▸ **WORK INSTRUCTIONS**: Scan the records below, and wherever a line has the word "features", pull it out.

Start of EXERCISE INPUT

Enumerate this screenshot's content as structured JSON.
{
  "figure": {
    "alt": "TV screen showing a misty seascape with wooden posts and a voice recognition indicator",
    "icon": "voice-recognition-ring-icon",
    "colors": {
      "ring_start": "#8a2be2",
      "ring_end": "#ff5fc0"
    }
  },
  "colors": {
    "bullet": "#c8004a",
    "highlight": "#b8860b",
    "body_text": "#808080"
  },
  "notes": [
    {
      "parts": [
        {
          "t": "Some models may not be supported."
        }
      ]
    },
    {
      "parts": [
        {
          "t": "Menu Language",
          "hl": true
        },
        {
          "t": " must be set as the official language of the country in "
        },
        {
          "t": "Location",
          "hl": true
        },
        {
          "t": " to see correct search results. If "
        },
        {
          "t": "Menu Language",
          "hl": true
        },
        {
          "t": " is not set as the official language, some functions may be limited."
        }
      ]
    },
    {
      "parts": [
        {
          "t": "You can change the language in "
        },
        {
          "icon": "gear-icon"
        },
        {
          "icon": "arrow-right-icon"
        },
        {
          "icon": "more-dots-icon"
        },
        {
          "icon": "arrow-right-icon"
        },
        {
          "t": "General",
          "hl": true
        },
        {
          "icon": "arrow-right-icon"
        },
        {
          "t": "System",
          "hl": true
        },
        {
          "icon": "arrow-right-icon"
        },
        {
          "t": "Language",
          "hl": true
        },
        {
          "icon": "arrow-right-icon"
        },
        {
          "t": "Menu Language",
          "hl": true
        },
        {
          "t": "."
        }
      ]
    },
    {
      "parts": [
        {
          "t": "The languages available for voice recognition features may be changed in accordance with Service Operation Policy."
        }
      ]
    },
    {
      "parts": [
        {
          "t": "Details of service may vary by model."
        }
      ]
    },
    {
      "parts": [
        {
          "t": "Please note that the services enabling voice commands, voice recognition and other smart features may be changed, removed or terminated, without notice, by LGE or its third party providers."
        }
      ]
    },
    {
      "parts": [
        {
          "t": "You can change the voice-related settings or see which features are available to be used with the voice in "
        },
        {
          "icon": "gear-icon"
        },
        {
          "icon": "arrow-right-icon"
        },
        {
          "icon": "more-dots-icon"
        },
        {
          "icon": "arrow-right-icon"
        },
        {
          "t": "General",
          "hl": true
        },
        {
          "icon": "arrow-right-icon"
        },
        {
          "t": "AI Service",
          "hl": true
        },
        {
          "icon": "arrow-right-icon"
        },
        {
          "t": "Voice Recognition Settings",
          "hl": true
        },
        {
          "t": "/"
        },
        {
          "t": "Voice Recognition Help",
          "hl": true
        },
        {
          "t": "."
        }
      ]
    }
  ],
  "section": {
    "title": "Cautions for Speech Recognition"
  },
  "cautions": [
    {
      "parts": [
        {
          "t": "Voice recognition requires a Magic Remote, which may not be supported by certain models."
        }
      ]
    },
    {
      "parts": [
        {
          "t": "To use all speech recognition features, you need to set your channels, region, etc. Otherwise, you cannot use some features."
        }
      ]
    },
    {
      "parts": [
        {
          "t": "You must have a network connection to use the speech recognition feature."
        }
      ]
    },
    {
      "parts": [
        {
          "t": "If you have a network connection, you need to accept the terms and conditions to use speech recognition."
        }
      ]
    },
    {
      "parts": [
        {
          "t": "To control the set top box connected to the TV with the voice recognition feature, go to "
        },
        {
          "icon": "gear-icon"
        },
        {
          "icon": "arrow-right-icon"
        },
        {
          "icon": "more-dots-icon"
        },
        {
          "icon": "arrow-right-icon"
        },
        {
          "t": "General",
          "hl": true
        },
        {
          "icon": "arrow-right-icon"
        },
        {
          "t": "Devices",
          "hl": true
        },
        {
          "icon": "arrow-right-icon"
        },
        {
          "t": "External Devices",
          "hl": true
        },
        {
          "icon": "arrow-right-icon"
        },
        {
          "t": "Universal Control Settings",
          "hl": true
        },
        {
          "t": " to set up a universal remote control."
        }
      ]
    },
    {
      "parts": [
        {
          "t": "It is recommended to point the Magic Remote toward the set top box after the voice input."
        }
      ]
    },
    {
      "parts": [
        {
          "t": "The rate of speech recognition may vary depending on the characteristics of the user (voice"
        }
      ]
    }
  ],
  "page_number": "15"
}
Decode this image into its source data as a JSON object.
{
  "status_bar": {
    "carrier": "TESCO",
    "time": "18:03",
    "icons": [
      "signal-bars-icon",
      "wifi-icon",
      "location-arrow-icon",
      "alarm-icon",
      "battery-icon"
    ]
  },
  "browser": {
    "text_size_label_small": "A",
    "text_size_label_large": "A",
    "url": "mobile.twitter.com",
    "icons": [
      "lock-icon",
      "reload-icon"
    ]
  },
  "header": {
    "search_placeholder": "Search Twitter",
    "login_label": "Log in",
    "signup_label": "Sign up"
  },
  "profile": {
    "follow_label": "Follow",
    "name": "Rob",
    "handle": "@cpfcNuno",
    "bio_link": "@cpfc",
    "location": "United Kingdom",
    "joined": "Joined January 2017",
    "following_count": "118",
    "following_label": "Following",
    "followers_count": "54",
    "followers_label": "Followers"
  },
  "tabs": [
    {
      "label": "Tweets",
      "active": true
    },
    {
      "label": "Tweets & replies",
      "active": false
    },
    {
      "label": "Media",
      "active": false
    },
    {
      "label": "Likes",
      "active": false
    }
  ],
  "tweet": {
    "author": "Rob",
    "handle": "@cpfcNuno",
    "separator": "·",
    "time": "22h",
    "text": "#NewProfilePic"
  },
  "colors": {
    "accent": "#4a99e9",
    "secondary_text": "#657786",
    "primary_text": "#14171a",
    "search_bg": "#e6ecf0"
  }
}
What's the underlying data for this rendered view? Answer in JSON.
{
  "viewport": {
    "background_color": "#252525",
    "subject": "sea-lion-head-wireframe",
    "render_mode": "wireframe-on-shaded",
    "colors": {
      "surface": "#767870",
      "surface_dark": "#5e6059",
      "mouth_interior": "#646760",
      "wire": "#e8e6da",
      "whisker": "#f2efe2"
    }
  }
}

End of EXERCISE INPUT

▸ **SOLUTION**:
          "t": "The languages available for voice recognition features may be changed in accordance with Service Operation Policy."
          "t": "Please note that the services enabling voice commands, voice recognition and other smart features may be changed, removed or terminated, without notice, by LGE or its third party providers."
          "t": "You can change the voice-related settings or see which features are available to be used with the voice in "
          "t": "To use all speech recognition features, you need to set your channels, region, etc. Otherwise, you cannot use some features."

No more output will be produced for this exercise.